• [Work task]
Where an entry holds an image, leave the image out; otherwise reproduce the entry exactly.

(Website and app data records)
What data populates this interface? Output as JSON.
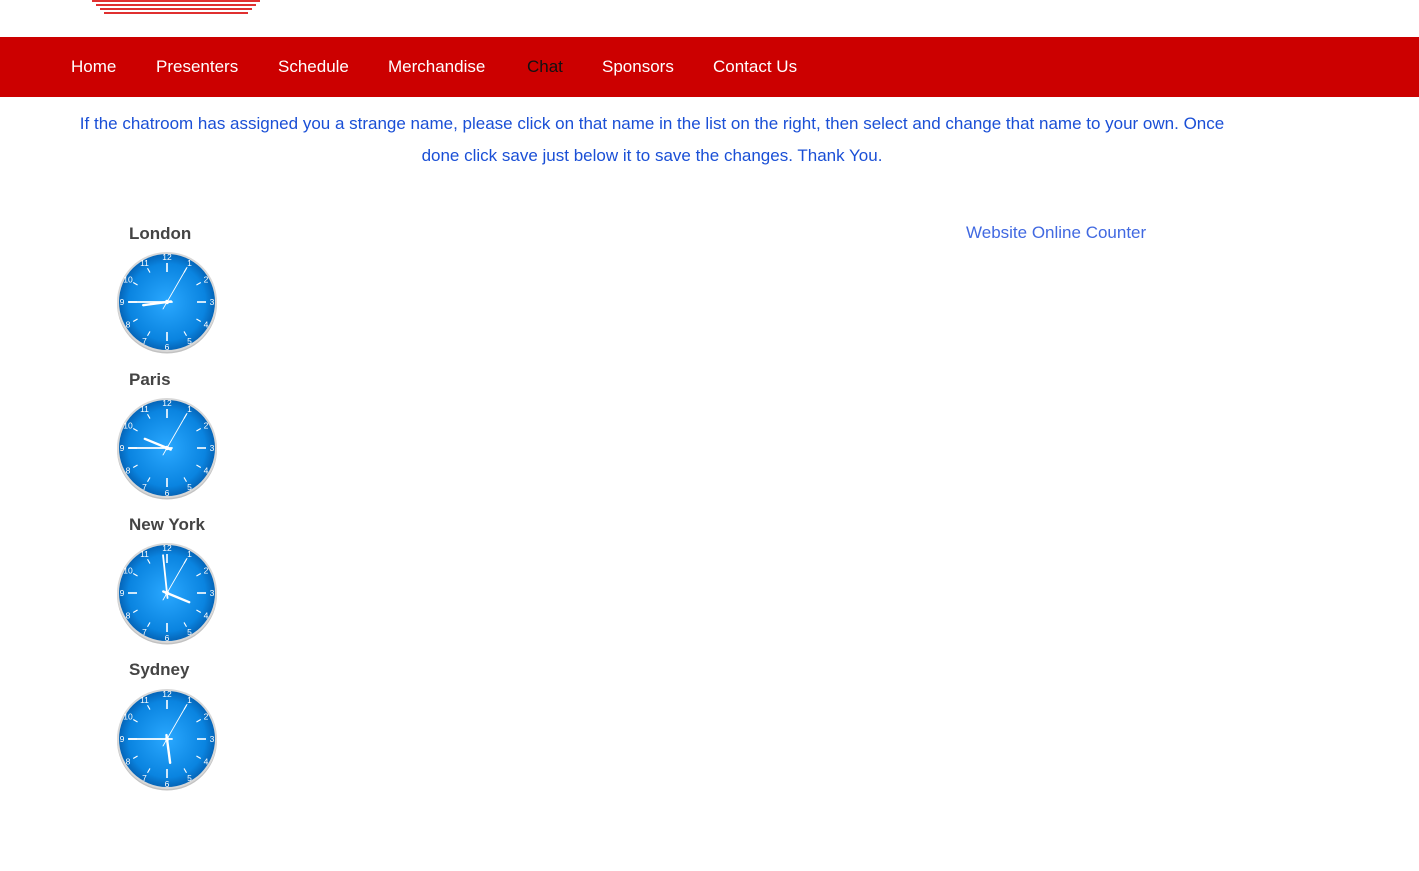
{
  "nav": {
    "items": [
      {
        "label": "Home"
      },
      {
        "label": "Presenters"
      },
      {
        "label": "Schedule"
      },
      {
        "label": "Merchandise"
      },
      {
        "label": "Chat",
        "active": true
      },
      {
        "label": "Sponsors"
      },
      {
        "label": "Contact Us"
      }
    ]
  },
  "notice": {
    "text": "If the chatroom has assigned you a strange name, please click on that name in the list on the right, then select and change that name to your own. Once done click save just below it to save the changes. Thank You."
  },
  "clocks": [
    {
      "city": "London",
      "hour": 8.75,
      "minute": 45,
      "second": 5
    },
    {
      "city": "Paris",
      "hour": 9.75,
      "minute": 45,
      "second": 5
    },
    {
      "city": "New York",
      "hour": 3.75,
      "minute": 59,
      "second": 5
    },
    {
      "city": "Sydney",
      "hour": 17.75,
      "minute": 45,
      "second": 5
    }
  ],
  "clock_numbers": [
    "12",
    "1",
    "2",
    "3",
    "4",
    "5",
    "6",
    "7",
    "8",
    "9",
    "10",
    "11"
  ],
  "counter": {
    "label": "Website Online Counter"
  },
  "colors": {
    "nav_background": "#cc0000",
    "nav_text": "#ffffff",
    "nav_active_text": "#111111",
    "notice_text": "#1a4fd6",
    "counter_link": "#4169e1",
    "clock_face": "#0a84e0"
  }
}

• [Written answer]
What data populates this interface? Output as JSON.
{
  "nav": {
    "items": [
      {
        "label": "Home"
      },
      {
        "label": "Presenters"
      },
      {
        "label": "Schedule"
      },
      {
        "label": "Merchandise"
      },
      {
        "label": "Chat",
        "active": true
      },
      {
        "label": "Sponsors"
      },
      {
        "label": "Contact Us"
      }
    ]
  },
  "notice": {
    "text": "If the chatroom has assigned you a strange name, please click on that name in the list on the right, then select and change that name to your own. Once done click save just below it to save the changes. Thank You."
  },
  "clocks": [
    {
      "city": "London",
      "hour": 8.75,
      "minute": 45,
      "second": 5
    },
    {
      "city": "Paris",
      "hour": 9.75,
      "minute": 45,
      "second": 5
    },
    {
      "city": "New York",
      "hour": 3.75,
      "minute": 59,
      "second": 5
    },
    {
      "city": "Sydney",
      "hour": 17.75,
      "minute": 45,
      "second": 5
    }
  ],
  "clock_numbers": [
    "12",
    "1",
    "2",
    "3",
    "4",
    "5",
    "6",
    "7",
    "8",
    "9",
    "10",
    "11"
  ],
  "counter": {
    "label": "Website Online Counter"
  },
  "colors": {
    "nav_background": "#cc0000",
    "nav_text": "#ffffff",
    "nav_active_text": "#111111",
    "notice_text": "#1a4fd6",
    "counter_link": "#4169e1",
    "clock_face": "#0a84e0"
  }
}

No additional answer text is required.